┏━━

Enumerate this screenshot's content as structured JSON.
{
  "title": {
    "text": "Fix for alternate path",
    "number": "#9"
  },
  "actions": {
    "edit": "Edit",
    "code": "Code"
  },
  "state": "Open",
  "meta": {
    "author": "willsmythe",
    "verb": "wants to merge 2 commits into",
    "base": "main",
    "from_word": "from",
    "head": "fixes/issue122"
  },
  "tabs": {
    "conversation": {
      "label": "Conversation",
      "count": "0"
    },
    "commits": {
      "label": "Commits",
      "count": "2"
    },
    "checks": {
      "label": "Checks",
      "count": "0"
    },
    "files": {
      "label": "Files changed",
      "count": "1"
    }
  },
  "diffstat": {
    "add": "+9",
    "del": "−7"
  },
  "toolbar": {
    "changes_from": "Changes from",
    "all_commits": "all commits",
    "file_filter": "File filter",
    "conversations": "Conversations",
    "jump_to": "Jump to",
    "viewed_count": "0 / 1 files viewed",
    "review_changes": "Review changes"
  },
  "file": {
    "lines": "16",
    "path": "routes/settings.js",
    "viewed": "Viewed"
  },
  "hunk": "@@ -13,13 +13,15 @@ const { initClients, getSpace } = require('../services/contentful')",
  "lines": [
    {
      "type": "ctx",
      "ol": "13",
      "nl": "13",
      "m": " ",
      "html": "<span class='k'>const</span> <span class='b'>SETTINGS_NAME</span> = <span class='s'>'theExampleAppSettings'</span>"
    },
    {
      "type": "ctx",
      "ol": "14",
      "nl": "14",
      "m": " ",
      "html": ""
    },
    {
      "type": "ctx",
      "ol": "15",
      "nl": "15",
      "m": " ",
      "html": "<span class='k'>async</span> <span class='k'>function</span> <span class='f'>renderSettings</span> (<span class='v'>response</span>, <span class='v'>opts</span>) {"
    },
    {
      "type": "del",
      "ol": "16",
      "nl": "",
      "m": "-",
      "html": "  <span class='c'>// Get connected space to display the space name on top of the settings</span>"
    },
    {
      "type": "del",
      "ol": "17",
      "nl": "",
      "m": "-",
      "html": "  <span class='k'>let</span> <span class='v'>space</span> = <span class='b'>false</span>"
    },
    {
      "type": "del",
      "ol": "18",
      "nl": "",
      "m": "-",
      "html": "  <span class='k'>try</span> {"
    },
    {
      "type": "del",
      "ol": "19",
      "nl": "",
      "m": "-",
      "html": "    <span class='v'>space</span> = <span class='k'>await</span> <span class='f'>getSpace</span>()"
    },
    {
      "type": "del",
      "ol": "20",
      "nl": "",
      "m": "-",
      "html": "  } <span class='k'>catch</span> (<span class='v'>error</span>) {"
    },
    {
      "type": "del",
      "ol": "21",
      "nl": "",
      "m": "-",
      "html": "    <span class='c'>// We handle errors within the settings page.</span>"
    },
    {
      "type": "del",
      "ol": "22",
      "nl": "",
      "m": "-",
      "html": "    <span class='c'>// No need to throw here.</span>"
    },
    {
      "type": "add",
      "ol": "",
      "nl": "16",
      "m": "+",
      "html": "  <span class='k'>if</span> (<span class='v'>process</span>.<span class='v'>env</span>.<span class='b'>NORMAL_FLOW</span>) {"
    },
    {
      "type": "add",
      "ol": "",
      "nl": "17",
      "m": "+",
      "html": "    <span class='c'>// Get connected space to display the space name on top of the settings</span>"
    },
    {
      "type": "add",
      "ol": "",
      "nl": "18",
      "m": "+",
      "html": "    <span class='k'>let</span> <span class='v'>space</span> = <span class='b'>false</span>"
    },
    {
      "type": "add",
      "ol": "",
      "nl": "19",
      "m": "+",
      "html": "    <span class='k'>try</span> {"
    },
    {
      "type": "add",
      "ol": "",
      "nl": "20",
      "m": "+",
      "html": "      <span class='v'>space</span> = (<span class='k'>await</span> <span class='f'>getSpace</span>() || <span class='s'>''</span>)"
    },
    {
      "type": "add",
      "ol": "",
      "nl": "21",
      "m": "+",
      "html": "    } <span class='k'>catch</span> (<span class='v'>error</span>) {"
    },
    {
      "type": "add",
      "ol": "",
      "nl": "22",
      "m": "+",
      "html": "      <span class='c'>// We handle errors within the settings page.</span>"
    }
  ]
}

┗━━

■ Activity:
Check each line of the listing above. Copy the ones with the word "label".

■ Result below:
      "label": "Conversation",
      "label": "Commits",
      "label": "Checks",
      "label": "Files changed",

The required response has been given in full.